Scan the entries below for the word "title", then copy each line that holds it.

Start of Block

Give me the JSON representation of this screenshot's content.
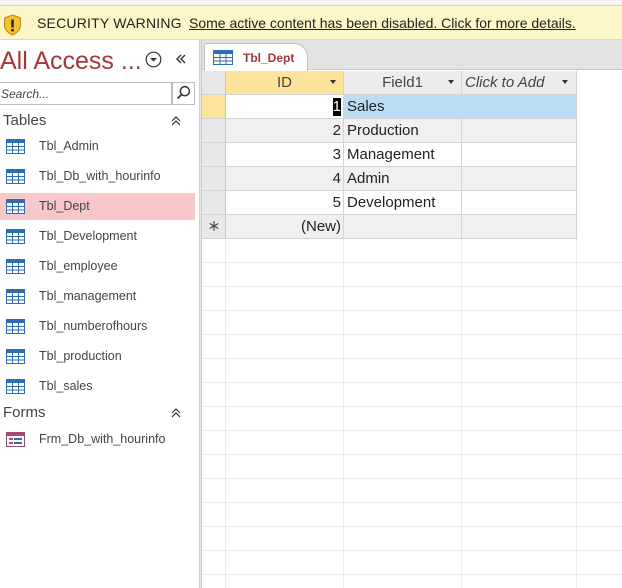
{
  "security_bar": {
    "title": "SECURITY WARNING",
    "message": "Some active content has been disabled. Click for more details."
  },
  "nav": {
    "title": "All Access ...",
    "search_placeholder": "Search...",
    "groups": [
      {
        "label": "Tables",
        "items": [
          {
            "label": "Tbl_Admin",
            "icon": "table-icon"
          },
          {
            "label": "Tbl_Db_with_hourinfo",
            "icon": "table-icon"
          },
          {
            "label": "Tbl_Dept",
            "icon": "table-icon",
            "selected": true
          },
          {
            "label": "Tbl_Development",
            "icon": "table-icon"
          },
          {
            "label": "Tbl_employee",
            "icon": "table-icon"
          },
          {
            "label": "Tbl_management",
            "icon": "table-icon"
          },
          {
            "label": "Tbl_numberofhours",
            "icon": "table-icon"
          },
          {
            "label": "Tbl_production",
            "icon": "table-icon"
          },
          {
            "label": "Tbl_sales",
            "icon": "table-icon"
          }
        ]
      },
      {
        "label": "Forms",
        "items": [
          {
            "label": "Frm_Db_with_hourinfo",
            "icon": "form-icon"
          }
        ]
      }
    ]
  },
  "document_tab": {
    "label": "Tbl_Dept",
    "icon": "table-icon"
  },
  "datasheet": {
    "columns": [
      "ID",
      "Field1",
      "Click to Add"
    ],
    "rows": [
      {
        "id": "1",
        "field1": "Sales"
      },
      {
        "id": "2",
        "field1": "Production"
      },
      {
        "id": "3",
        "field1": "Management"
      },
      {
        "id": "4",
        "field1": "Admin"
      },
      {
        "id": "5",
        "field1": "Development"
      }
    ],
    "new_row_label": "(New)"
  },
  "colors": {
    "accent": "#a4373a",
    "selected_nav": "#f7c7c9",
    "header_highlight": "#fde49a",
    "row_selection": "#bcdcf4",
    "warning_bar": "#fdf6c8"
  }
}
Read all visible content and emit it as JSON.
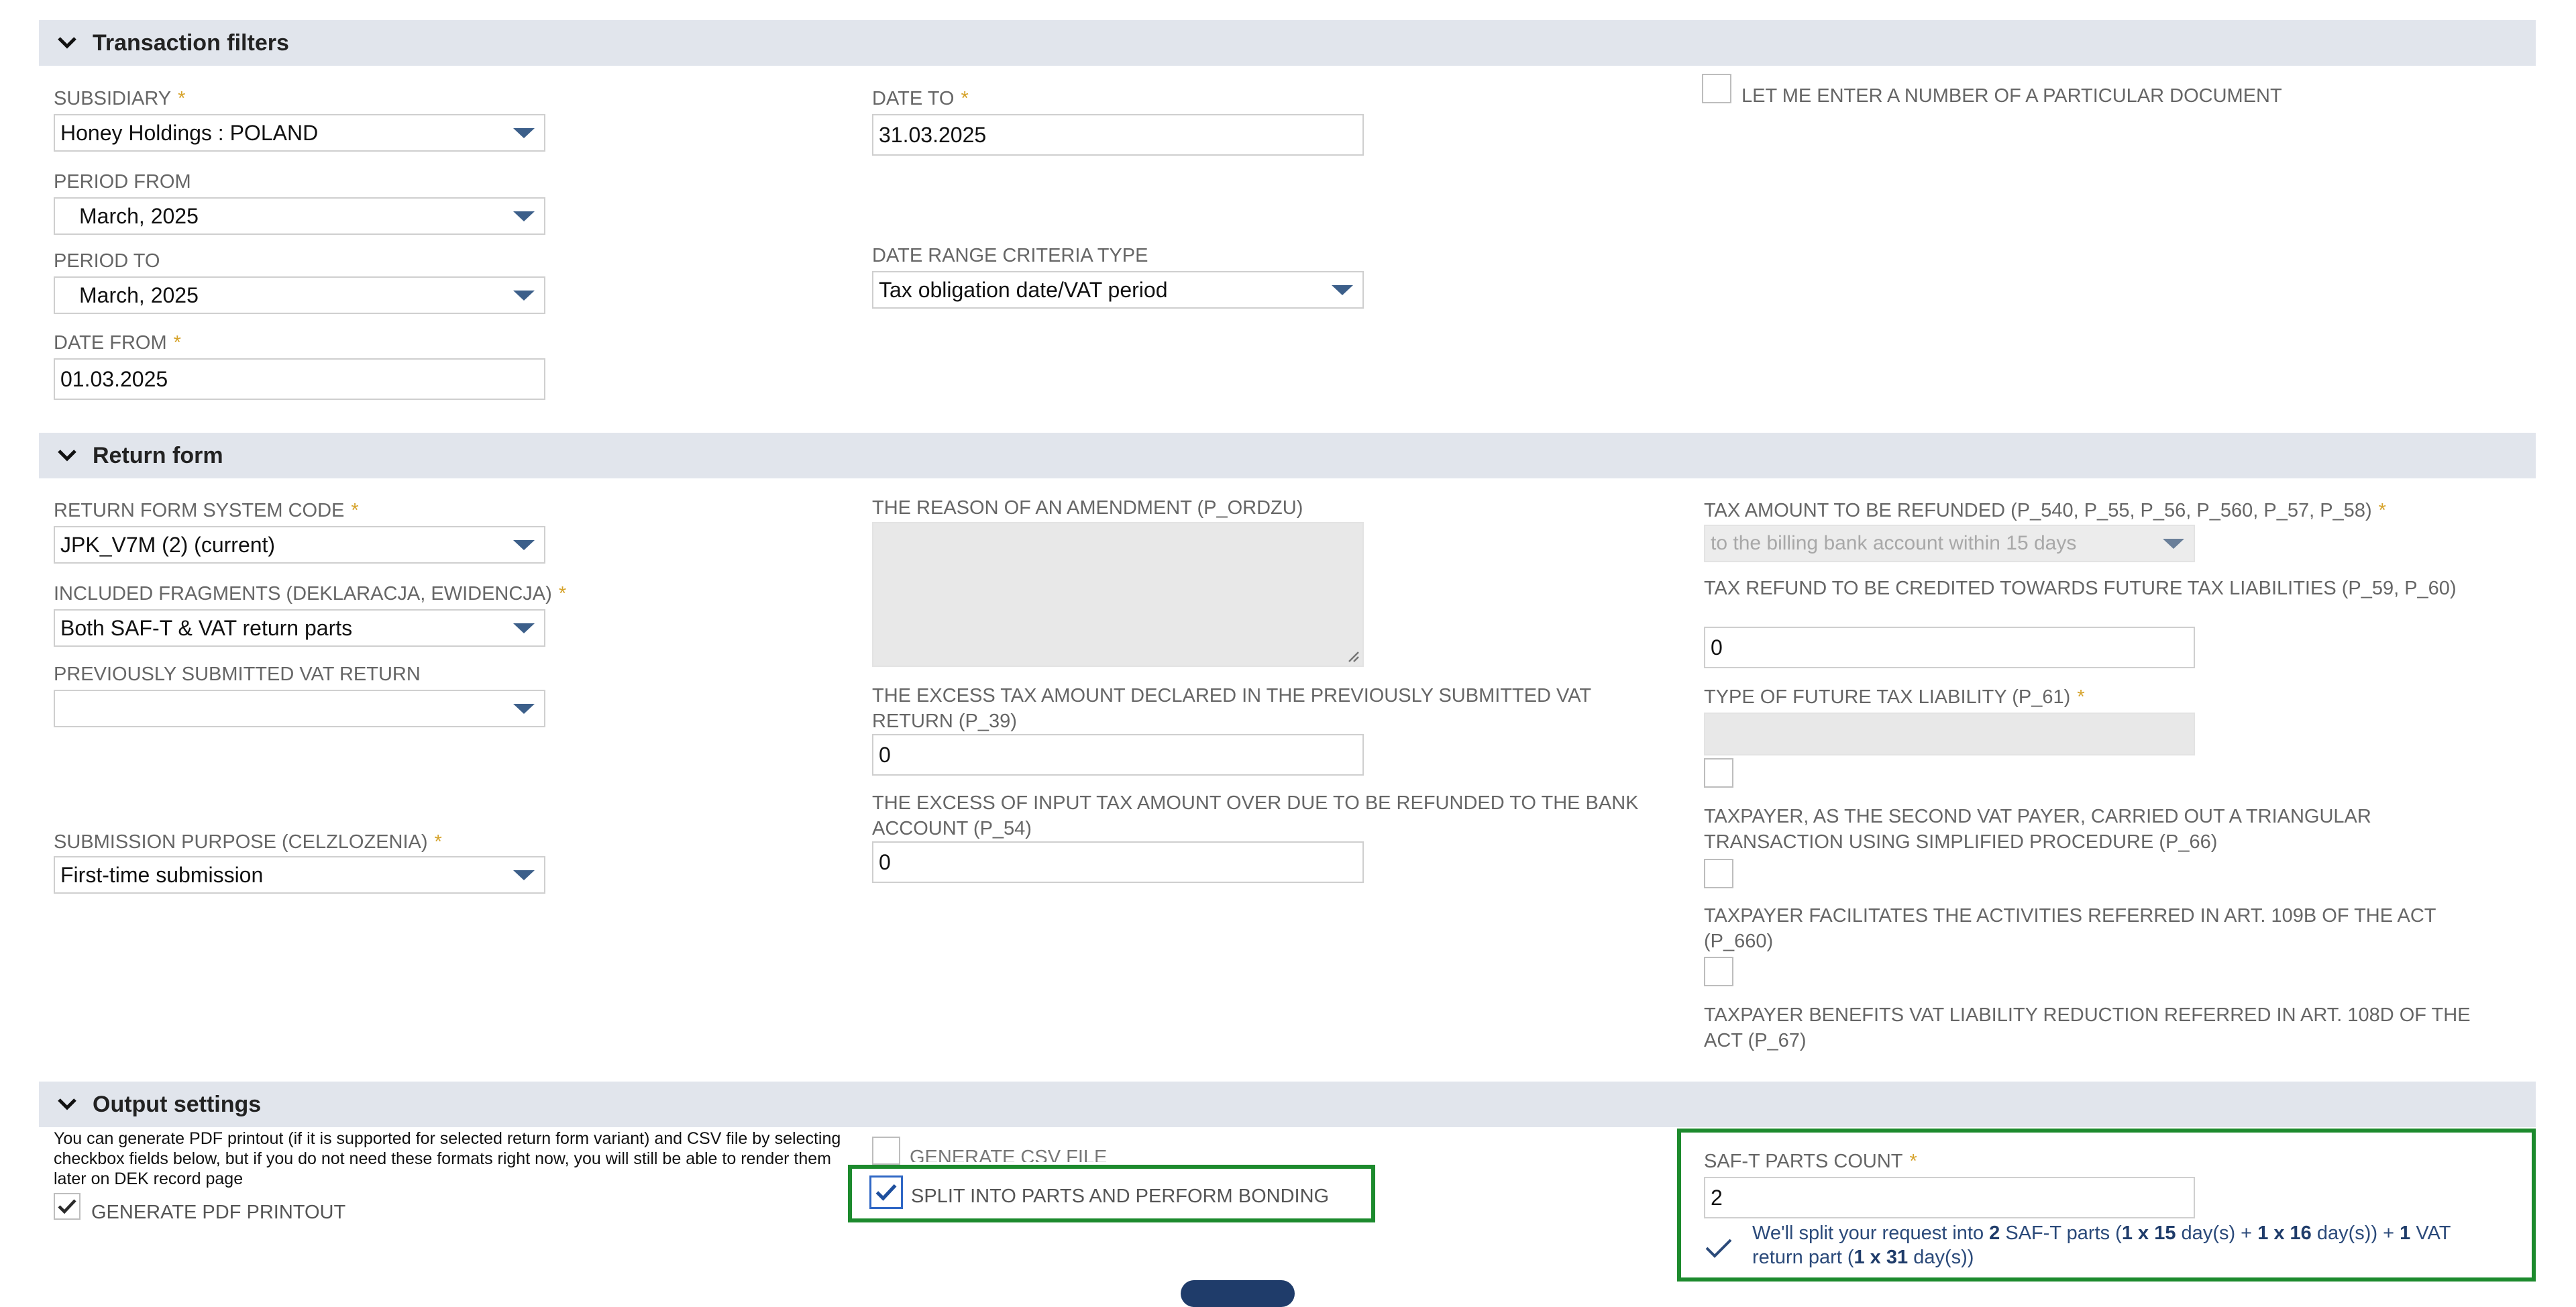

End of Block

**RESPONSE TO THE EXERCISE:**
    "title": "SECURITY WARNING",
    "title": "All Access ...",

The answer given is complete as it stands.